Public provision of a private good: What is the point of the BSD license?
Alexia Gaudeul ()
Industrial Organization from EconWPA
Software is a potentially excludable public good. It is possible, at some cost, to exclude non-paying users from its consumption by using copyright law or technological restraints. Licensing the software under proprietary license terms makes of it a private good, licensing it under the BSD does not change the economic nature of the software while licensing it under the GPL artificially makes of it a pure public good. A project leader will prefer one or the other of those license terms depending on her software project’s market potential and on the cost of developing it. The optimal licensing for a sequence of cumulative innovations and the impact of possible competition between rival software development teams are considered.

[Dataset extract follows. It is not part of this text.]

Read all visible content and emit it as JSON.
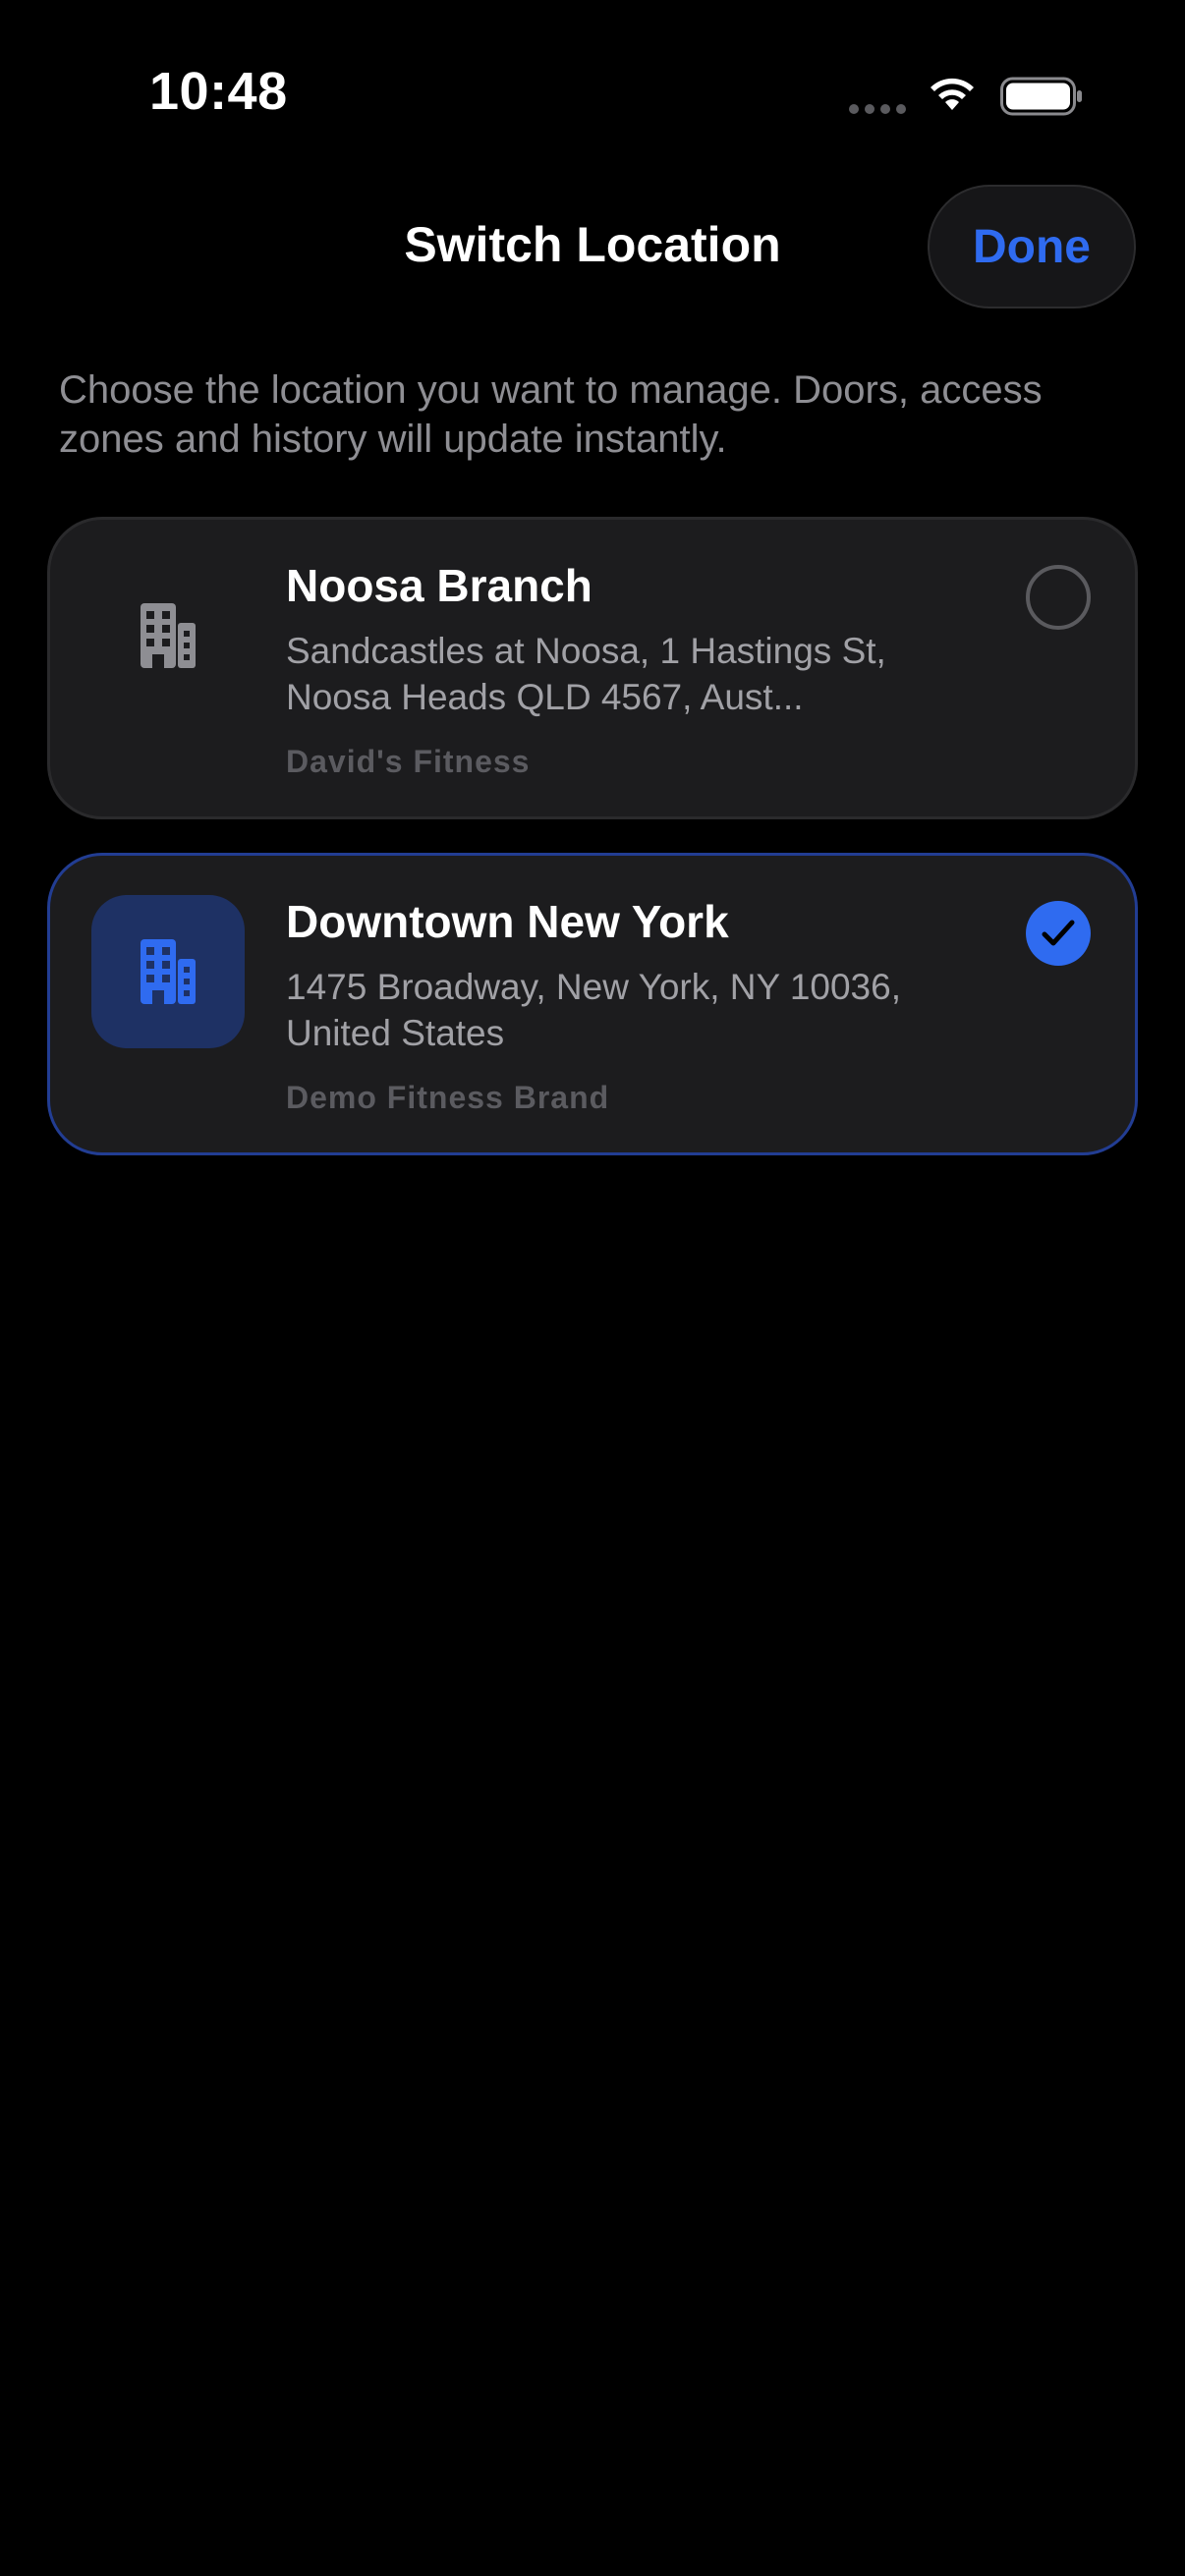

Keywords: Open Source Software; Public Goods; Information Goods; Non- Profit; Volunteer Organisation; Intellectual Property; Copyright; Licensing; Innovation (search for similar items in EconPapers)
JEL-codes: D23 D45 D71 H41 H42 K11 L31 L86 O31 O32 O34 (search for similar items in EconPapers)

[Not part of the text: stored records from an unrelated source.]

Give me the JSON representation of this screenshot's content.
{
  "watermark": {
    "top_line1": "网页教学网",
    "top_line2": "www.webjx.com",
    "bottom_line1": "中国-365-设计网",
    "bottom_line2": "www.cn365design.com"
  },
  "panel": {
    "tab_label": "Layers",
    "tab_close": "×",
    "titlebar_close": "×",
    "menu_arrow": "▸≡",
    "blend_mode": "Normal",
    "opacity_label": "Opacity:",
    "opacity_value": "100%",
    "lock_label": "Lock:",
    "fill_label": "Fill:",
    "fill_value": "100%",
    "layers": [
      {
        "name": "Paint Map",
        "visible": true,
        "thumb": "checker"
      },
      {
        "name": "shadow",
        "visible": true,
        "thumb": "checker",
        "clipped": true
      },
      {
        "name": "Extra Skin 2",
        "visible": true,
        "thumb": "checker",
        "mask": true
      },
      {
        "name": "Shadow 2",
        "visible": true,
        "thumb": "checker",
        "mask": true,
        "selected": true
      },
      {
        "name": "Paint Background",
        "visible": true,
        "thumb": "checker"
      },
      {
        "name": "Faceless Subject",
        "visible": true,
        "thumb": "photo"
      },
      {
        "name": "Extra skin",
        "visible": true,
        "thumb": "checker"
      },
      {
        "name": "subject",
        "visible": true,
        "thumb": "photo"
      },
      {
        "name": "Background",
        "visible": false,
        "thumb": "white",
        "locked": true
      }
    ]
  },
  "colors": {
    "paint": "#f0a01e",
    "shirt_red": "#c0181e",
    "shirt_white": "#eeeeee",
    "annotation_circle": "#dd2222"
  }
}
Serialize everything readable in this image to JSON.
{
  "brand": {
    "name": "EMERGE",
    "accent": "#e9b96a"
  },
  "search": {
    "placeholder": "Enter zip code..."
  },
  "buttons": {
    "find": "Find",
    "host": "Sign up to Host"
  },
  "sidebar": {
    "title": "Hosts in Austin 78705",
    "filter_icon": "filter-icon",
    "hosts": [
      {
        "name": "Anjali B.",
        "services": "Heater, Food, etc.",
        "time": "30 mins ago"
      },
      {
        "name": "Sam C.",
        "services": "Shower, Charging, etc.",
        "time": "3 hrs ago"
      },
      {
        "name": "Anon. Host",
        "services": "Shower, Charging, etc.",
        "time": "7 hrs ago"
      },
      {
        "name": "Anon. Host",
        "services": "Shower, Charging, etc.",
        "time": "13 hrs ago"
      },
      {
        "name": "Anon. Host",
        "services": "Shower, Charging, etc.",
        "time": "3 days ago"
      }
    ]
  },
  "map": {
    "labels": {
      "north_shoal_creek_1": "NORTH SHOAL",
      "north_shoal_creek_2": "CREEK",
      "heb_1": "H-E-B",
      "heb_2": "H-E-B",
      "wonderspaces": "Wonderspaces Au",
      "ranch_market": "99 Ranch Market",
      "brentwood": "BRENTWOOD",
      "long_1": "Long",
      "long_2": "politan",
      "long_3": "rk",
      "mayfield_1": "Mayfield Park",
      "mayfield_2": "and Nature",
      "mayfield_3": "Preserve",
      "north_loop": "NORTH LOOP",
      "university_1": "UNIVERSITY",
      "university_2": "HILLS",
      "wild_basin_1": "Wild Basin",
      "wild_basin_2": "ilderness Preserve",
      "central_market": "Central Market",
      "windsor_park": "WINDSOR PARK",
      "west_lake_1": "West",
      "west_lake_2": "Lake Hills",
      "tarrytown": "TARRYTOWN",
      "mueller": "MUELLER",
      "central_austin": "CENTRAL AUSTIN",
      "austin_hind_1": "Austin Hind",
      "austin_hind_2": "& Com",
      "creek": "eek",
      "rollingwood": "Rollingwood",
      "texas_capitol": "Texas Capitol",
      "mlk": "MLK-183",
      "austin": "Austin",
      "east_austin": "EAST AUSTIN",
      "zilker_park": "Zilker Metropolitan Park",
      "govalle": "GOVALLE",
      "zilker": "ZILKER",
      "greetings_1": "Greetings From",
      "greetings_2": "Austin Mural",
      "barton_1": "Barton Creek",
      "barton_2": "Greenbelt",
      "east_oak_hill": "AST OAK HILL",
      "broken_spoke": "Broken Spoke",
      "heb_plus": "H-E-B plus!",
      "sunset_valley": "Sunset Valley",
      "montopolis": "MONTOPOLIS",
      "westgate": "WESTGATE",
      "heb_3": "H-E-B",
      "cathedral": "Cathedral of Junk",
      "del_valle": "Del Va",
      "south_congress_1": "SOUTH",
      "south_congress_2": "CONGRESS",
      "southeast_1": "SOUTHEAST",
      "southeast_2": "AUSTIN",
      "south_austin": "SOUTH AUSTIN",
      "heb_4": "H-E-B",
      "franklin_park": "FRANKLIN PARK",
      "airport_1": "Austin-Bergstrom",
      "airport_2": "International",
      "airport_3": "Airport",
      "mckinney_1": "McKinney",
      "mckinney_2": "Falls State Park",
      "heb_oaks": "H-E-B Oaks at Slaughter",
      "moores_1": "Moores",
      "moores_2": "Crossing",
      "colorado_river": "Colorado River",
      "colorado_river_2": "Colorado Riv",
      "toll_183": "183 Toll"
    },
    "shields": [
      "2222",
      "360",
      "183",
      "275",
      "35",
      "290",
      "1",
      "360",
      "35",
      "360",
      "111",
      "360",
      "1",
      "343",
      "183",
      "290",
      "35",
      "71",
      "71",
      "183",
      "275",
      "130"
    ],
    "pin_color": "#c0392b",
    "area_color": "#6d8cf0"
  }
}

New Economics Papers: this item is included in nep-ino, nep-law, nep-pbe and nep-pub
Note: Type of Document - pdf; pages: 41

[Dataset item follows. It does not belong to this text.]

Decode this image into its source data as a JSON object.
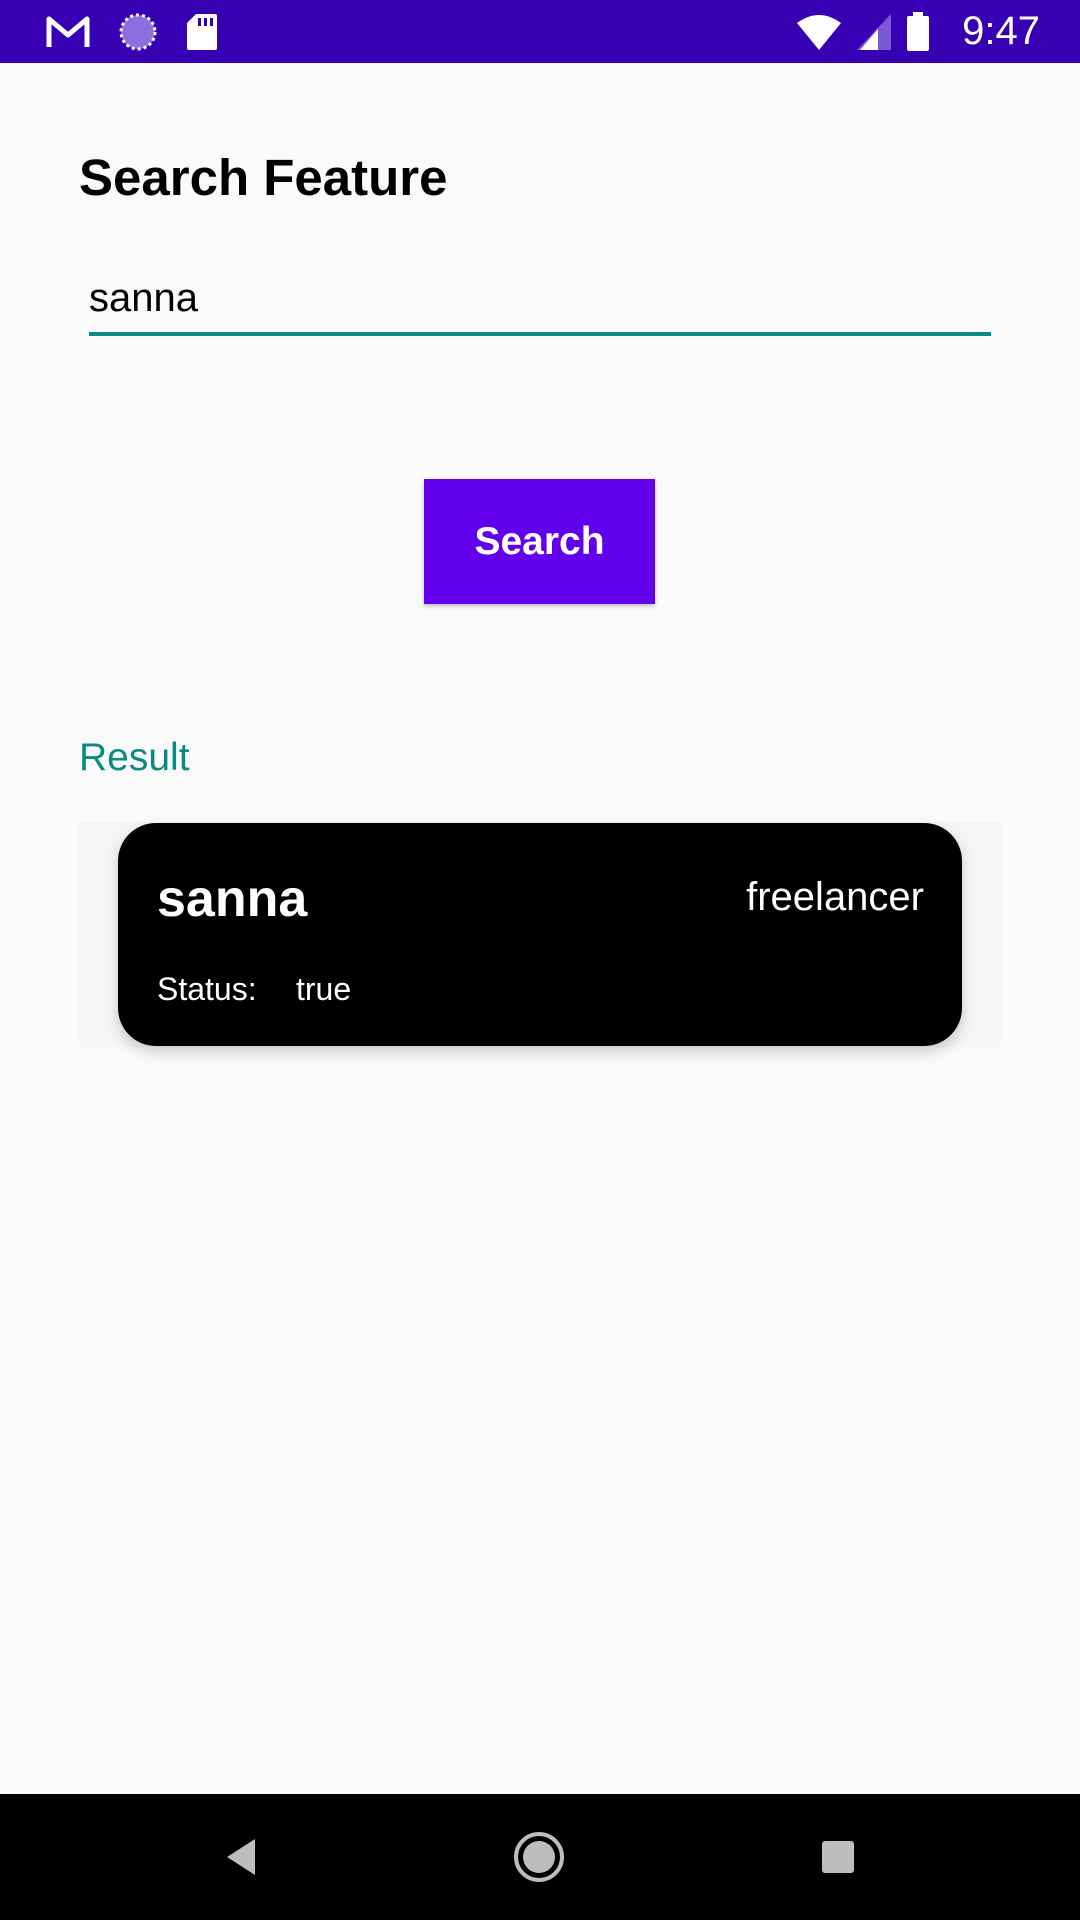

References: View references in EconPapers View complete reference list from CitEc
Citations View citations in EconPapers (3) Track citations by RSS feed
Downloads: (external link)
This item may be available elsewhere in EconPapers: Search for items with the same title.
Export reference: BibTeX
RIS (EndNote, ProCite, RefMan)
Persistent link: http://EconPapers.repec.org/RePEc:wpa:wuwpio:0511002
Access Statistics for this paper
More papers in Industrial Organization from EconWPA
Series data maintained by EconWPA ().